**What is being asked**
Print each record exactly as it appears, but drop the images.

**Data provided**
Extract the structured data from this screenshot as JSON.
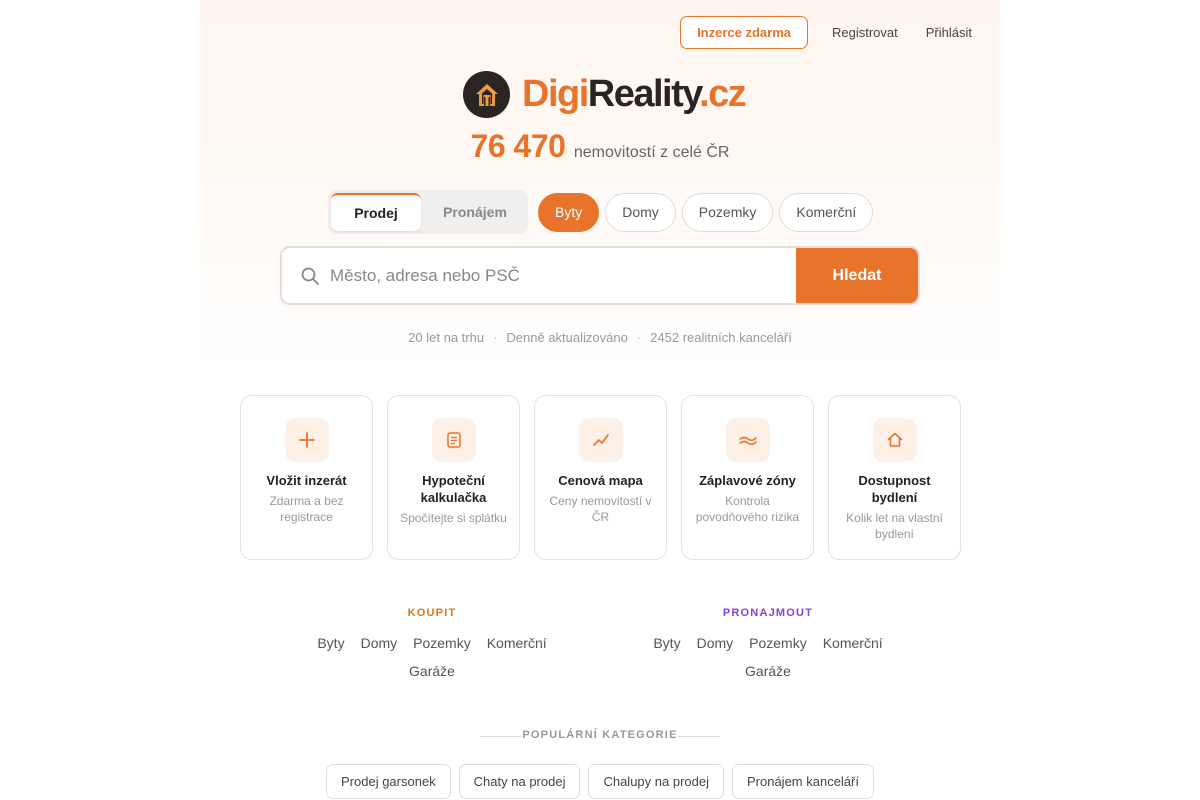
{
  "topnav": {
    "advertise_label": "Inzerce zdarma",
    "register_label": "Registrovat",
    "login_label": "Přihlásit"
  },
  "brand": {
    "part1": "Digi",
    "part2": "Reality",
    "part3": ".cz",
    "accent_color": "#e8732a",
    "dark_color": "#2a2523"
  },
  "listing_count": {
    "number": "76 470",
    "label": "nemovitostí z celé ČR"
  },
  "transaction_tabs": [
    {
      "label": "Prodej",
      "active": true
    },
    {
      "label": "Pronájem",
      "active": false
    }
  ],
  "property_types": [
    {
      "label": "Byty",
      "active": true
    },
    {
      "label": "Domy",
      "active": false
    },
    {
      "label": "Pozemky",
      "active": false
    },
    {
      "label": "Komerční",
      "active": false
    }
  ],
  "search": {
    "placeholder": "Město, adresa nebo PSČ",
    "value": "",
    "button_label": "Hledat",
    "icon": "search-icon"
  },
  "stats": [
    "20 let na trhu",
    "Denně aktualizováno",
    "2452 realitních kanceláří"
  ],
  "cards": [
    {
      "icon": "plus-icon",
      "title": "Vložit inzerát",
      "subtitle": "Zdarma a bez registrace"
    },
    {
      "icon": "document-icon",
      "title": "Hypoteční kalkulačka",
      "subtitle": "Spočítejte si splátku"
    },
    {
      "icon": "chart-line-icon",
      "title": "Cenová mapa",
      "subtitle": "Ceny nemovitostí v ČR"
    },
    {
      "icon": "waves-icon",
      "title": "Záplavové zóny",
      "subtitle": "Kontrola povodňového rizika"
    },
    {
      "icon": "house-icon",
      "title": "Dostupnost bydlení",
      "subtitle": "Kolik let na vlastní bydlení"
    }
  ],
  "buy": {
    "heading": "KOUPIT",
    "links": [
      "Byty",
      "Domy",
      "Pozemky",
      "Komerční",
      "Garáže"
    ],
    "color": "#d9771f"
  },
  "rent": {
    "heading": "PRONAJMOUT",
    "links": [
      "Byty",
      "Domy",
      "Pozemky",
      "Komerční",
      "Garáže"
    ],
    "color": "#8a3fdc"
  },
  "popular": {
    "heading": "POPULÁRNÍ KATEGORIE",
    "chips": [
      "Prodej garsonek",
      "Chaty na prodej",
      "Chalupy na prodej",
      "Pronájem kanceláří"
    ]
  }
}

**Task output**
Extract the structured data from this screenshot as JSON.
{
  "topnav": {
    "advertise_label": "Inzerce zdarma",
    "register_label": "Registrovat",
    "login_label": "Přihlásit"
  },
  "brand": {
    "part1": "Digi",
    "part2": "Reality",
    "part3": ".cz",
    "accent_color": "#e8732a",
    "dark_color": "#2a2523"
  },
  "listing_count": {
    "number": "76 470",
    "label": "nemovitostí z celé ČR"
  },
  "transaction_tabs": [
    {
      "label": "Prodej",
      "active": true
    },
    {
      "label": "Pronájem",
      "active": false
    }
  ],
  "property_types": [
    {
      "label": "Byty",
      "active": true
    },
    {
      "label": "Domy",
      "active": false
    },
    {
      "label": "Pozemky",
      "active": false
    },
    {
      "label": "Komerční",
      "active": false
    }
  ],
  "search": {
    "placeholder": "Město, adresa nebo PSČ",
    "value": "",
    "button_label": "Hledat",
    "icon": "search-icon"
  },
  "stats": [
    "20 let na trhu",
    "Denně aktualizováno",
    "2452 realitních kanceláří"
  ],
  "cards": [
    {
      "icon": "plus-icon",
      "title": "Vložit inzerát",
      "subtitle": "Zdarma a bez registrace"
    },
    {
      "icon": "document-icon",
      "title": "Hypoteční kalkulačka",
      "subtitle": "Spočítejte si splátku"
    },
    {
      "icon": "chart-line-icon",
      "title": "Cenová mapa",
      "subtitle": "Ceny nemovitostí v ČR"
    },
    {
      "icon": "waves-icon",
      "title": "Záplavové zóny",
      "subtitle": "Kontrola povodňového rizika"
    },
    {
      "icon": "house-icon",
      "title": "Dostupnost bydlení",
      "subtitle": "Kolik let na vlastní bydlení"
    }
  ],
  "buy": {
    "heading": "KOUPIT",
    "links": [
      "Byty",
      "Domy",
      "Pozemky",
      "Komerční",
      "Garáže"
    ],
    "color": "#d9771f"
  },
  "rent": {
    "heading": "PRONAJMOUT",
    "links": [
      "Byty",
      "Domy",
      "Pozemky",
      "Komerční",
      "Garáže"
    ],
    "color": "#8a3fdc"
  },
  "popular": {
    "heading": "POPULÁRNÍ KATEGORIE",
    "chips": [
      "Prodej garsonek",
      "Chaty na prodej",
      "Chalupy na prodej",
      "Pronájem kanceláří"
    ]
  }
}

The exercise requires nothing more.